The financial reform bill being debated in Congress has been controversial largely for the proposed creation of a consumer protection agency (Forbes). A lesser-known provision in the bill could result in greater repercussions for employers. Specifically, the bill would significantly expand the Sarbanes-Oxley (SOX) whistleblower protections (Restoring American Financial Stability Act of 2010), as follows:

  • Ensure subsidiary coverage

A number of SOX whistleblower claims have been dismissed on the basis the purported whistleblower did not work for a “publicly-traded company,” even where the purported whistleblower may have been employed by a publicly-traded company’s subsidiary. The bill (Sec. 929A) responds to criticism of these decisions (WSJ) by expressly covering, not only publicly-traded companies, but also “any subsidiary or affiliate whose financial information is included in the consolidated financial statements of such company.”

  • Extend the statute of limitations

The most common basis for dismissal of SOX claims has been employees’ failure to file with the DOL within the 90-day statute of limitations period. The bill (Sec. 922) addresses the concern that this time period is too short by creating a substantial six-year statute of limitations. In addition, an employee may file a complaint directly in federal court, bypassing the current DOL administrative process.

  • Create a whistleblower bounty program and double damages

In an effort to encourage more “whistleblowers” to come forward, the bill (Sec. 924) would allow the SEC, in any action involving sanctions in excess of $1,000,000, to compensate whistleblowers with up to 30% of the amount of the sanctions. The amounts paid would be within the sole discretion of the SEC and not subject to judicial review. The bill also would provide for double back-pay damages to prevailing whistleblowers.

  • Establish stronger anti-retaliation protections

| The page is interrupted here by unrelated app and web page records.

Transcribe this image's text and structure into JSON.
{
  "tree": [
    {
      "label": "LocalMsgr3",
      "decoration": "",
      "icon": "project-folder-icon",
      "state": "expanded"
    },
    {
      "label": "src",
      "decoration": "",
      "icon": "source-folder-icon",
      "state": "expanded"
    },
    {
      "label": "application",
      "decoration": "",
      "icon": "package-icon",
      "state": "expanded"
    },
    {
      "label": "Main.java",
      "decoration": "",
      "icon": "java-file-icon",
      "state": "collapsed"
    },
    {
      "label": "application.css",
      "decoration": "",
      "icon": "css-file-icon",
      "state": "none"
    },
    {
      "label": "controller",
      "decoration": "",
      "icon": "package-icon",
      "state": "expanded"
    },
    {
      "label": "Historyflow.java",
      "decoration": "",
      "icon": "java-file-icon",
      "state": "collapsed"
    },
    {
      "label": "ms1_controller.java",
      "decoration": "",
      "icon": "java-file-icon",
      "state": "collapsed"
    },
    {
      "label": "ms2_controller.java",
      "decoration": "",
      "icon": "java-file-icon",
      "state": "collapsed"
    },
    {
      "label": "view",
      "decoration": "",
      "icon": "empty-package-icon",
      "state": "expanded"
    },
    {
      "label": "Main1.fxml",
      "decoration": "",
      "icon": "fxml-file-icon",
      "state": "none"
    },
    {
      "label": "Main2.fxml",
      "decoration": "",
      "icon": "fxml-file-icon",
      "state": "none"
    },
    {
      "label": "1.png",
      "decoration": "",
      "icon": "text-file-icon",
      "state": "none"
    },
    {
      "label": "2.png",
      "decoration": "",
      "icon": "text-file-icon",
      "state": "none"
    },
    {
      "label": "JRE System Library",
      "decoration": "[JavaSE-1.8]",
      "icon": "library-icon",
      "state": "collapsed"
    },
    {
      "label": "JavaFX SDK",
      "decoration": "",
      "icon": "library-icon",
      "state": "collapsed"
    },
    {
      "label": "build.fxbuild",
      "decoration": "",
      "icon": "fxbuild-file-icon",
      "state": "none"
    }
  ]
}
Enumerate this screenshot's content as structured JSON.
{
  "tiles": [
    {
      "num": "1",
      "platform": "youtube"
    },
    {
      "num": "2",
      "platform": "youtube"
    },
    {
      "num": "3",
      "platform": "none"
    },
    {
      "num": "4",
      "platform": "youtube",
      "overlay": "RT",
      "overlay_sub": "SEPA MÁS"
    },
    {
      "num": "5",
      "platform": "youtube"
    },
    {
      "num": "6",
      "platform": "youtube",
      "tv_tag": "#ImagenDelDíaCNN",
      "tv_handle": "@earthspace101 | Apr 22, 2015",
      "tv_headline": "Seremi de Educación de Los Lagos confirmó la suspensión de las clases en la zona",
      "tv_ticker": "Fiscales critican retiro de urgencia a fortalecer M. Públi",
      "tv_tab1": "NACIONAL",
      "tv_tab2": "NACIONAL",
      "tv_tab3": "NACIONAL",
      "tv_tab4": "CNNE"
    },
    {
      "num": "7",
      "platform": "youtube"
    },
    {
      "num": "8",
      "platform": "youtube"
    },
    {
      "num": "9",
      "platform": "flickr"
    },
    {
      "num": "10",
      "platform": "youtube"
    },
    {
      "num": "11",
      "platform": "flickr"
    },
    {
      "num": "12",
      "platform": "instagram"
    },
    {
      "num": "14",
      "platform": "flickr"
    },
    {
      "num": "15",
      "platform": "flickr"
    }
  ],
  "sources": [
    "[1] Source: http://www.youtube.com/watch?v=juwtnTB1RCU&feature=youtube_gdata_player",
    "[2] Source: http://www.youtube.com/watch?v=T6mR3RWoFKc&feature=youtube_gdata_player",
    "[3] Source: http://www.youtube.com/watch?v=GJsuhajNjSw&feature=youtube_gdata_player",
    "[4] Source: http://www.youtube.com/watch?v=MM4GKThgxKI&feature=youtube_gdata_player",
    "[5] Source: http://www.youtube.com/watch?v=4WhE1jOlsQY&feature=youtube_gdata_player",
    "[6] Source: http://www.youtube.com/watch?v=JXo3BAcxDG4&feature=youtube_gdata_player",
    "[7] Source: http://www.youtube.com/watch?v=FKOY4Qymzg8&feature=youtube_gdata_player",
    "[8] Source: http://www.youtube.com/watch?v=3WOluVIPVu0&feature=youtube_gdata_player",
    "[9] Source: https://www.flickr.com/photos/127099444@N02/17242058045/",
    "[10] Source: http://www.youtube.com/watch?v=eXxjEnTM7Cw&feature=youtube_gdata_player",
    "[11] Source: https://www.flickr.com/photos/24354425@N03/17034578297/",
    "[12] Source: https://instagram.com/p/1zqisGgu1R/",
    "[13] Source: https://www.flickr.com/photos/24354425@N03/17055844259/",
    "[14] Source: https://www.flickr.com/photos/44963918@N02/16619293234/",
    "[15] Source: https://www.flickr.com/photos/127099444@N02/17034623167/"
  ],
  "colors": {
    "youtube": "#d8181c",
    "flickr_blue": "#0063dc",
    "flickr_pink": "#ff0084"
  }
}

Another criticism of SOX has been its “reasonable belief” requirement -- SOX only protects an employee who “reasonably believes” the information s/he reports constitutes securities, bank or wire fraud or a violation of an SEC rule or other federal law “relating to fraud against shareholders.” According to its sponsors, in response to concerns that too many cases are being dismissed for failure to prove “reasonable belief,” the bill (Sec. 922) would protect any employee who complains to the SEC, regardless of whether the employee reasonably believes the complained-of conduct violated the enumerated fraud provisions. This provision, in conjunction with the existing SOX provisions, would establish a two-tier system akin to Title VII’s participation and opposition clauses, under which a complaint to the SEC would be protected regardless of the validity or reasonableness of the complaint, while an internal objection would still be subject to SOX’s reasonable belief standard.

Employers will want to monitor the progress of these provisions in Congress.